Let's go back in time one week. The Saturday before the 2012 TKAA Kayak Fish For Charity Tournament had me kind of nervous. It was really weird to be this nervous one week before the tournament. I mean c'mon, I have fished other tournaments before, but this one was different. Not only was there over 285 fishermen, it was in my own back yard. I'm going to give an abbreviated summary of my tournament experience.
Since I have the "luxury" for working for Uncle Sam, I decided that it wanted to take a week of paid leave before the event to prepare for this huge tournament. I tossed many different ideas in my head on where to fish, when to fish the spots, what would be the best tide/weather mix, etc. After a weekend of tossing around different options, I finally decided on a plan. Trout all day Monday and Tuesday, flounder on Wednesday, and trout on Thursday and Friday morning. I knew I would run into reds on the way so I was really not too worried about strictly going after them.
Now I'm not going to sit here and give a play by play of every single day. What I will do is boil it all down to is this: I went through the week of hard fishing, and I mean hard! I woke up every day between 4 and 5 in the morning, rain or shine. I packed a lunch every single day, and fished until my "drop dead" time of 3 in the afternoon. My goal was to narrow down dozens of ideas into one structured game plan. Picture a football coach going through 100 plays and shaving game day down into his proven top 15. What I did was exhaust many ideas and formulated to what I believed was a "recipe for winning".
Finally tournament day is here. I was privileged enough to share some pre-fishing time and tournament day with my good friend and fishing partner Joe Underwood (PhillyJoe). We got to the launch an hour early to get our kayaks set up, check over our gear for last minutes tweaks, and shoot the breeze for a bit over some coffee to take the pre-game jitters away. Once it was safe light, it was on! We headed out with a purpose and did not deviate what so ever. We hit our three trout spots and both had our trout in no time. I ended up with 10 specks between 16" and 21.25" with three going over 20".
|Nice trout on top water|
Just as planned, we launched out of Willoughby mid-day to some nasty wind and rain! It didn't take more than 15 minutes of jigging the pilings to get my first flounder of the day that went over 18". I thought that we were going to wear them out after nailing one right away. I was wrong; it was not until 5 minutes before my "drop dead" time until I hit another flounder that was bigger than the other that went 18.5". Before that I caught a hand full of little reds up to 14.5". Hey, they were tournament eligible!
|Cool looking little redfish|
All that leads up to the most stressing hours that I can remember. I knew I had a decent slam, but I didn't know how it would fare. I "weighed" in at 3pm just in case somebody came in with the same size slam. The deadline was 4pm, but a tie goes to the individual that entered his catch in first. One of the most unnerving times was standing in line to wait to have your photos reviewed. After confirming my 54.25" total, it became the dreaded "waiting game".

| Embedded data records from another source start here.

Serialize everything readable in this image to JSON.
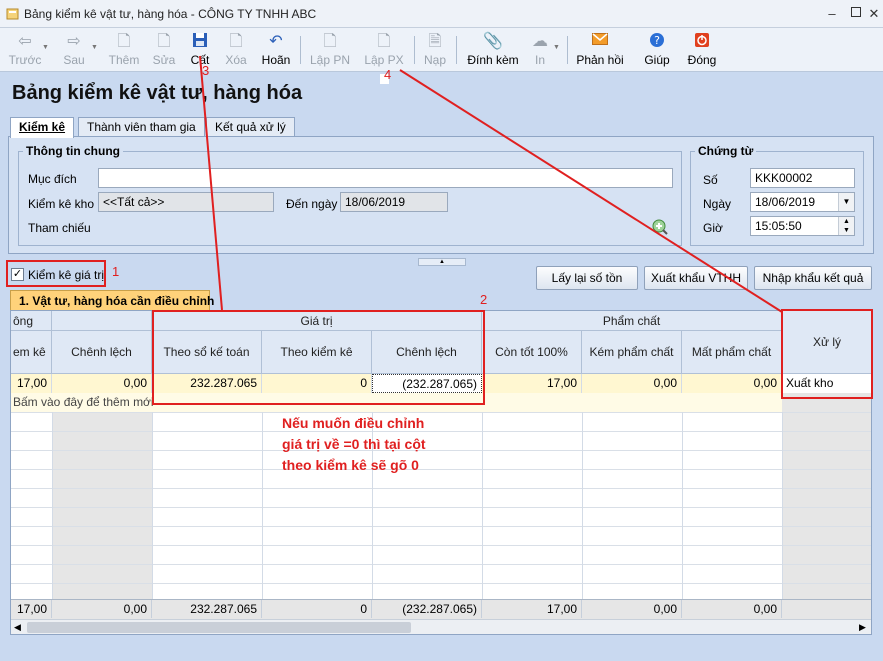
{
  "window": {
    "title": "Bảng kiểm kê vật tư, hàng hóa - CÔNG TY TNHH ABC",
    "minimize_glyph": "–",
    "close_glyph": "✕"
  },
  "toolbar": {
    "back": "Trước",
    "next": "Sau",
    "add": "Thêm",
    "edit": "Sửa",
    "save": "Cất",
    "delete": "Xóa",
    "undo": "Hoãn",
    "create_receipt": "Lập PN",
    "create_issue": "Lập PX",
    "load": "Nạp",
    "attach": "Đính kèm",
    "print": "In",
    "feedback": "Phản hồi",
    "help": "Giúp",
    "close": "Đóng"
  },
  "page": {
    "heading": "Bảng kiểm kê vật tư, hàng hóa"
  },
  "tabs": {
    "inventory": "Kiểm kê",
    "members": "Thành viên tham gia",
    "results": "Kết quả xử lý"
  },
  "general_info": {
    "legend": "Thông tin chung",
    "purpose_label": "Mục đích",
    "purpose_value": "",
    "warehouse_label": "Kiểm kê kho",
    "warehouse_value": "<<Tất cả>>",
    "to_date_label": "Đến ngày",
    "to_date_value": "18/06/2019",
    "reference_label": "Tham chiếu"
  },
  "voucher": {
    "legend": "Chứng từ",
    "number_label": "Số",
    "number_value": "KKK00002",
    "date_label": "Ngày",
    "date_value": "18/06/2019",
    "time_label": "Giờ",
    "time_value": "15:05:50"
  },
  "options": {
    "value_check_label": "Kiểm kê giá trị",
    "value_check_checked": true
  },
  "actions": {
    "reload_stock": "Lấy lại số tồn",
    "export_vthh": "Xuất khẩu VTHH",
    "import_results": "Nhập khẩu kết quả"
  },
  "grid": {
    "tab_label": "1. Vật tư, hàng hóa cần điều chỉnh",
    "group_headers": {
      "left_partial": "ông",
      "value": "Giá trị",
      "quality": "Phẩm chất",
      "handling": "Xử lý"
    },
    "columns": {
      "col_partial": "em kê",
      "difference": "Chênh lệch",
      "per_books": "Theo sổ kế toán",
      "per_count": "Theo kiểm kê",
      "value_difference": "Chênh lệch",
      "good": "Còn tốt 100%",
      "degraded": "Kém phẩm chất",
      "lost_quality": "Mất phẩm chất"
    },
    "row": {
      "col_partial": "17,00",
      "difference": "0,00",
      "per_books": "232.287.065",
      "per_count": "0",
      "value_difference": "(232.287.065)",
      "good": "17,00",
      "degraded": "0,00",
      "lost_quality": "0,00",
      "handling": "Xuất kho"
    },
    "add_row_hint": "Bấm vào đây để thêm mới",
    "footer": {
      "col_partial": "17,00",
      "difference": "0,00",
      "per_books": "232.287.065",
      "per_count": "0",
      "value_difference": "(232.287.065)",
      "good": "17,00",
      "degraded": "0,00",
      "lost_quality": "0,00"
    }
  },
  "annotations": {
    "n1": "1",
    "n2": "2",
    "n3": "3",
    "n4": "4",
    "note": "Nếu muốn điều chỉnh\ngiá trị về =0 thì tại cột\ntheo kiểm kê sẽ gõ 0",
    "color": "#e02020"
  },
  "icons": {
    "back": "arrow-left-icon",
    "next": "arrow-right-icon",
    "add": "new-doc-icon",
    "edit": "edit-doc-icon",
    "save": "save-icon",
    "delete": "delete-icon",
    "undo": "undo-icon",
    "receipt": "receipt-icon",
    "issue": "issue-icon",
    "load": "load-icon",
    "attach": "paperclip-icon",
    "print": "print-icon",
    "feedback": "envelope-icon",
    "help": "help-icon",
    "close": "power-icon",
    "reference": "search-add-icon"
  }
}
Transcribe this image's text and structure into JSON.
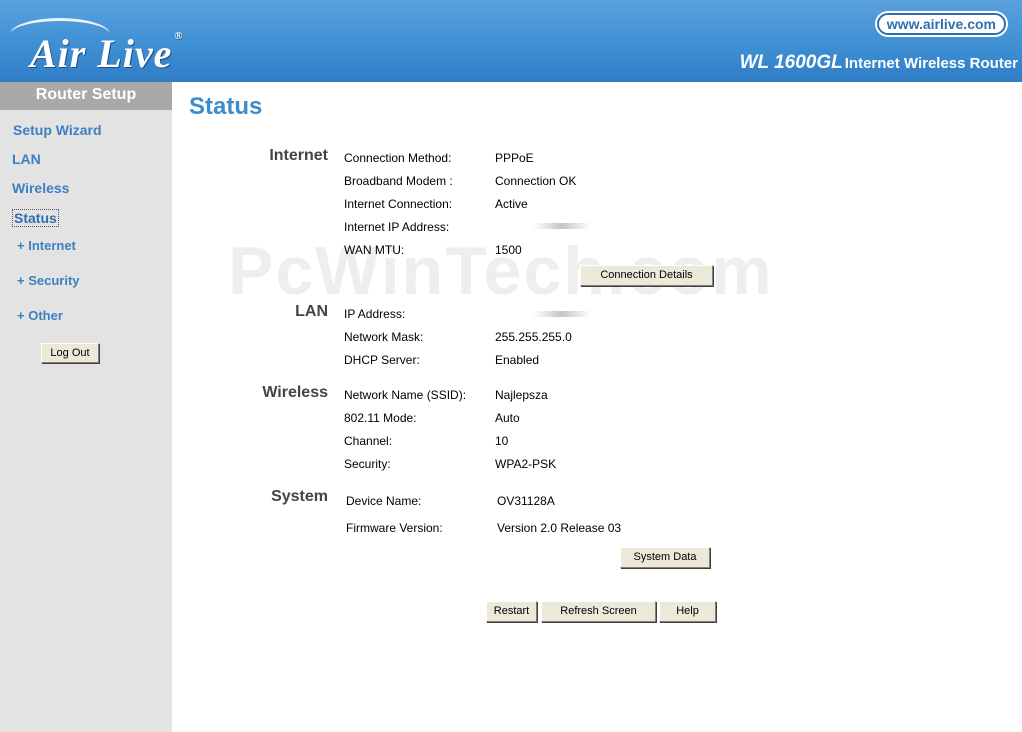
{
  "header": {
    "logo_text": "Air Live",
    "logo_mark": "®",
    "url": "www.airlive.com",
    "model": "WL 1600GL",
    "product_desc": "Internet Wireless Router"
  },
  "sidebar": {
    "title": "Router Setup",
    "items": {
      "setup_wizard": "Setup Wizard",
      "lan": "LAN",
      "wireless": "Wireless",
      "status": "Status",
      "internet": "+ Internet",
      "security": "+ Security",
      "other": "+ Other"
    },
    "logout": "Log Out"
  },
  "page": {
    "title": "Status"
  },
  "internet": {
    "heading": "Internet",
    "connection_method_label": "Connection Method:",
    "connection_method": "PPPoE",
    "modem_label": "Broadband Modem :",
    "modem": "Connection OK",
    "connection_label": "Internet Connection:",
    "connection": "Active",
    "ip_label": "Internet IP Address:",
    "mtu_label": "WAN MTU:",
    "mtu": "1500",
    "details_button": "Connection Details"
  },
  "lan": {
    "heading": "LAN",
    "ip_label": "IP Address:",
    "mask_label": "Network Mask:",
    "mask": "255.255.255.0",
    "dhcp_label": "DHCP Server:",
    "dhcp": "Enabled"
  },
  "wireless": {
    "heading": "Wireless",
    "ssid_label": "Network Name (SSID):",
    "ssid": "Najlepsza",
    "mode_label": "802.11 Mode:",
    "mode": "Auto",
    "channel_label": "Channel:",
    "channel": "10",
    "security_label": "Security:",
    "security": "WPA2-PSK"
  },
  "system": {
    "heading": "System",
    "device_label": "Device Name:",
    "device": "OV31128A",
    "firmware_label": "Firmware Version:",
    "firmware": "Version 2.0 Release 03",
    "data_button": "System Data"
  },
  "actions": {
    "restart": "Restart",
    "refresh": "Refresh Screen",
    "help": "Help"
  },
  "watermark": "PcWinTech.com"
}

The raffle came and went, all the other categories were announced, and it finally came down to my 40 hours of pre-fishing and eight hours of game day. I was having many thoughts going through my head, all at one time. The last time I was this nervous was the day I got off the bus for basic training for the Air Force. After the 4th and 3rd places were announced without my name being included I thought, "Holy crap, I might win this." When the length of the 2nd place winner was called was when it hit me. That was not my confirmed length, YES!
"And the winner of the Hobie Pro Angler 12 with a length of 54.25 is Richie Bekolay!" Those are words that I will never forget. I had tunnel vision as I walked up to shake Wayne's hand and to receive my medal.
|Myself with the Hobie crew|
As great as this Hobie Pro Angler is, I'm an Ocean Kayak guy! I stand behind my kayak and have the utmost confidence in it when I board the cockpit. This Hobie will make somebody a very happy fisherman, but I am sticking with my Trident 13. It's my baby!
The best part of this whole experience was that I got to share it with some wonderful people. It felt great winning the tournament, but it was an even better feeling seeing the smiles on the veterans faces as they received prizes and had prizes from other winners donated to the Heroes On The Water chapters. As a current service member myself, my hat's off with a big salute to all those vets that we were so lucky to be around. The entire TKAA crew and Heroes On The Water coordinators did a remarkable job on putting on such a first class event. I only wish that everyone that may read this had been able to experience it. I'm already thinking about next year's tournament. Hmm, where am I going to fish???
See ya on the water!